What we are talking about here is the suggestion that climate change problems will be resolved, simply because (it is imagined) the world’s environment may inevitably be tuned to self-correct. The proposal was developed by Dr Lovelock in the 1970s and has been refined by others. Lovelock adopted the name Gaia, as in mythology she was supposedly a goddess who controlled the Earth. It is a bit unfair to use the rather shorthand description of the hypothesis in our first sentence. The scientific community would have good reason to take issue with it, since the proposers and rejecters of the hypothesis have armed themselves with more supporting data than would fit in all the blogs on this website! In terms of explanatory value, the Gaia hypothesis is rather frightening, as it seems it’s outworking would currently necessitate either a significant reduction in human population, or reversion to pre-industrial age living standards, or both! Is the human race even facing extinction? Yet the hypothesis assumes continuity of life, but without explaining Life’s origin (a fatal flaw also in the belief of some that everything can be explained by evolution, because nothing can evolve until it exists).

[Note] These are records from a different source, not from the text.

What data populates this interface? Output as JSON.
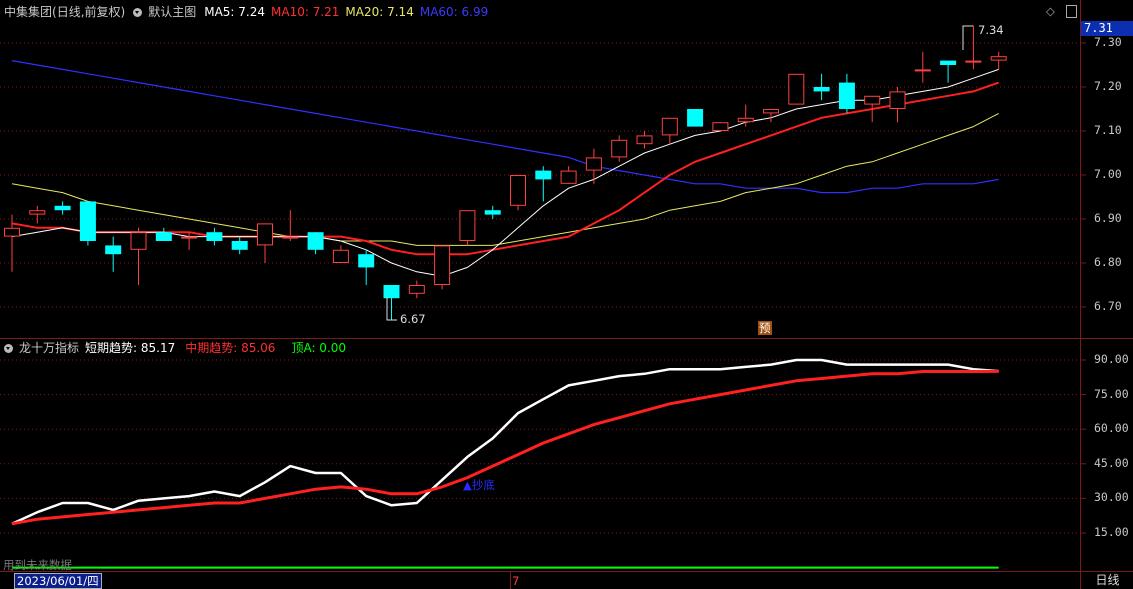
{
  "header_price": {
    "stock": "中集集团",
    "period": "(日线,前复权)",
    "main_chart": "默认主图",
    "ma5": "MA5: 7.24",
    "ma10": "MA10: 7.21",
    "ma20": "MA20: 7.14",
    "ma60": "MA60: 6.99"
  },
  "header_indicator": {
    "name": "龙十万指标",
    "short": "短期趋势: 85.17",
    "mid": "中期趋势: 85.06",
    "top": "顶A: 0.00"
  },
  "labels": {
    "current_price": "7.31",
    "high_mark": "7.34",
    "low_mark": "6.67",
    "pre_badge": "预",
    "signal": "▲抄底",
    "future_data": "用到未来数据",
    "date": "2023/06/01/四",
    "month_mark": "7",
    "period_tab": "日线"
  },
  "colors": {
    "up": "#ff4040",
    "down": "#00ffff",
    "ma5": "#ffffff",
    "ma10": "#ff2020",
    "ma20": "#e8e860",
    "ma60": "#3030ff",
    "grid": "#7a1a1a",
    "short": "#ffffff",
    "mid": "#ff2020",
    "topA": "#00ff00"
  },
  "chart_data": [
    {
      "type": "candlestick",
      "ylim": [
        6.62,
        7.36
      ],
      "yticks": [
        "7.30",
        "7.20",
        "7.10",
        "7.00",
        "6.90",
        "6.80",
        "6.70"
      ],
      "candles": [
        [
          6.86,
          6.91,
          6.78,
          6.88
        ],
        [
          6.91,
          6.93,
          6.89,
          6.92
        ],
        [
          6.93,
          6.94,
          6.91,
          6.92
        ],
        [
          6.94,
          6.94,
          6.84,
          6.85
        ],
        [
          6.84,
          6.86,
          6.78,
          6.82
        ],
        [
          6.83,
          6.88,
          6.75,
          6.87
        ],
        [
          6.87,
          6.88,
          6.85,
          6.85
        ],
        [
          6.86,
          6.87,
          6.83,
          6.86
        ],
        [
          6.87,
          6.88,
          6.84,
          6.85
        ],
        [
          6.85,
          6.86,
          6.82,
          6.83
        ],
        [
          6.84,
          6.89,
          6.8,
          6.89
        ],
        [
          6.86,
          6.92,
          6.85,
          6.86
        ],
        [
          6.87,
          6.87,
          6.82,
          6.83
        ],
        [
          6.8,
          6.84,
          6.8,
          6.83
        ],
        [
          6.82,
          6.83,
          6.75,
          6.79
        ],
        [
          6.75,
          6.75,
          6.67,
          6.72
        ],
        [
          6.73,
          6.76,
          6.72,
          6.75
        ],
        [
          6.75,
          6.84,
          6.74,
          6.84
        ],
        [
          6.85,
          6.92,
          6.84,
          6.92
        ],
        [
          6.92,
          6.93,
          6.9,
          6.91
        ],
        [
          6.93,
          7.0,
          6.92,
          7.0
        ],
        [
          7.01,
          7.02,
          6.94,
          6.99
        ],
        [
          6.98,
          7.02,
          6.98,
          7.01
        ],
        [
          7.01,
          7.06,
          6.98,
          7.04
        ],
        [
          7.04,
          7.09,
          7.03,
          7.08
        ],
        [
          7.07,
          7.1,
          7.06,
          7.09
        ],
        [
          7.09,
          7.13,
          7.07,
          7.13
        ],
        [
          7.15,
          7.15,
          7.11,
          7.11
        ],
        [
          7.1,
          7.12,
          7.1,
          7.12
        ],
        [
          7.12,
          7.16,
          7.11,
          7.13
        ],
        [
          7.14,
          7.15,
          7.12,
          7.15
        ],
        [
          7.16,
          7.23,
          7.16,
          7.23
        ],
        [
          7.2,
          7.23,
          7.17,
          7.19
        ],
        [
          7.21,
          7.23,
          7.14,
          7.15
        ],
        [
          7.16,
          7.18,
          7.12,
          7.18
        ],
        [
          7.15,
          7.2,
          7.12,
          7.19
        ],
        [
          7.24,
          7.28,
          7.21,
          7.24
        ],
        [
          7.26,
          7.26,
          7.21,
          7.25
        ],
        [
          7.26,
          7.34,
          7.24,
          7.26
        ],
        [
          7.26,
          7.28,
          7.24,
          7.27
        ]
      ],
      "ma5": [
        6.86,
        6.87,
        6.88,
        6.87,
        6.87,
        6.87,
        6.87,
        6.86,
        6.86,
        6.86,
        6.86,
        6.86,
        6.86,
        6.85,
        6.83,
        6.8,
        6.78,
        6.77,
        6.79,
        6.83,
        6.88,
        6.93,
        6.97,
        6.99,
        7.02,
        7.05,
        7.07,
        7.09,
        7.1,
        7.12,
        7.13,
        7.15,
        7.16,
        7.17,
        7.17,
        7.18,
        7.19,
        7.2,
        7.22,
        7.24
      ],
      "ma10": [
        6.89,
        6.88,
        6.88,
        6.87,
        6.87,
        6.87,
        6.87,
        6.87,
        6.86,
        6.86,
        6.86,
        6.86,
        6.86,
        6.86,
        6.85,
        6.83,
        6.82,
        6.82,
        6.82,
        6.83,
        6.84,
        6.85,
        6.86,
        6.89,
        6.92,
        6.96,
        7.0,
        7.03,
        7.05,
        7.07,
        7.09,
        7.11,
        7.13,
        7.14,
        7.15,
        7.16,
        7.17,
        7.18,
        7.19,
        7.21
      ],
      "ma20": [
        6.98,
        6.97,
        6.96,
        6.94,
        6.93,
        6.92,
        6.91,
        6.9,
        6.89,
        6.88,
        6.87,
        6.86,
        6.86,
        6.85,
        6.85,
        6.85,
        6.84,
        6.84,
        6.84,
        6.84,
        6.85,
        6.86,
        6.87,
        6.88,
        6.89,
        6.9,
        6.92,
        6.93,
        6.94,
        6.96,
        6.97,
        6.98,
        7.0,
        7.02,
        7.03,
        7.05,
        7.07,
        7.09,
        7.11,
        7.14
      ],
      "ma60": [
        7.26,
        7.25,
        7.24,
        7.23,
        7.22,
        7.21,
        7.2,
        7.19,
        7.18,
        7.17,
        7.16,
        7.15,
        7.14,
        7.13,
        7.12,
        7.11,
        7.1,
        7.09,
        7.08,
        7.07,
        7.06,
        7.05,
        7.04,
        7.02,
        7.01,
        7.0,
        6.99,
        6.98,
        6.98,
        6.97,
        6.97,
        6.97,
        6.96,
        6.96,
        6.97,
        6.97,
        6.98,
        6.98,
        6.98,
        6.99
      ]
    },
    {
      "type": "line",
      "ylim": [
        8,
        96
      ],
      "yticks": [
        "90.00",
        "75.00",
        "60.00",
        "45.00",
        "30.00",
        "15.00"
      ],
      "series": [
        {
          "name": "短期趋势",
          "values": [
            19,
            24,
            28,
            28,
            25,
            29,
            30,
            31,
            33,
            31,
            37,
            44,
            41,
            41,
            31,
            27,
            28,
            38,
            48,
            56,
            67,
            73,
            79,
            81,
            83,
            84,
            86,
            86,
            86,
            87,
            88,
            90,
            90,
            88,
            88,
            88,
            88,
            88,
            86,
            85.17
          ]
        },
        {
          "name": "中期趋势",
          "values": [
            19,
            21,
            22,
            23,
            24,
            25,
            26,
            27,
            28,
            28,
            30,
            32,
            34,
            35,
            34,
            32,
            32,
            35,
            39,
            44,
            49,
            54,
            58,
            62,
            65,
            68,
            71,
            73,
            75,
            77,
            79,
            81,
            82,
            83,
            84,
            84,
            85,
            85,
            85,
            85.06
          ]
        },
        {
          "name": "顶A",
          "values": [
            0,
            0,
            0,
            0,
            0,
            0,
            0,
            0,
            0,
            0,
            0,
            0,
            0,
            0,
            0,
            0,
            0,
            0,
            0,
            0,
            0,
            0,
            0,
            0,
            0,
            0,
            0,
            0,
            0,
            0,
            0,
            0,
            0,
            0,
            0,
            0,
            0,
            0,
            0,
            0
          ]
        }
      ]
    }
  ]
}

The Gaia hypothesis is not intended to have any religious merit; it is supposed to be purely based on natural science observations. However, reportedly noted adversaries of the hypothesis include well-known atheists. Atheists object to such hypothetical Gaia-type conclusions in part because they do not think the universe, or even our small corner of it, is purposeful. They believe, with great confidence, that random purposeless events are the cause for what we can now see and experience, and biologically DNA conveniently secures continuity of favourable outcomes. So the idea that there may be some inbuilt aspects, actually designed to favourably correct unwanted changes in the Earth’s environment is immediately rejected. Christians should have no such problems with the thought of design being evident in the universe, but that doesn’t mean they should just accept a secular Gaia-type hypothesis. If you’re interested, read on HERE.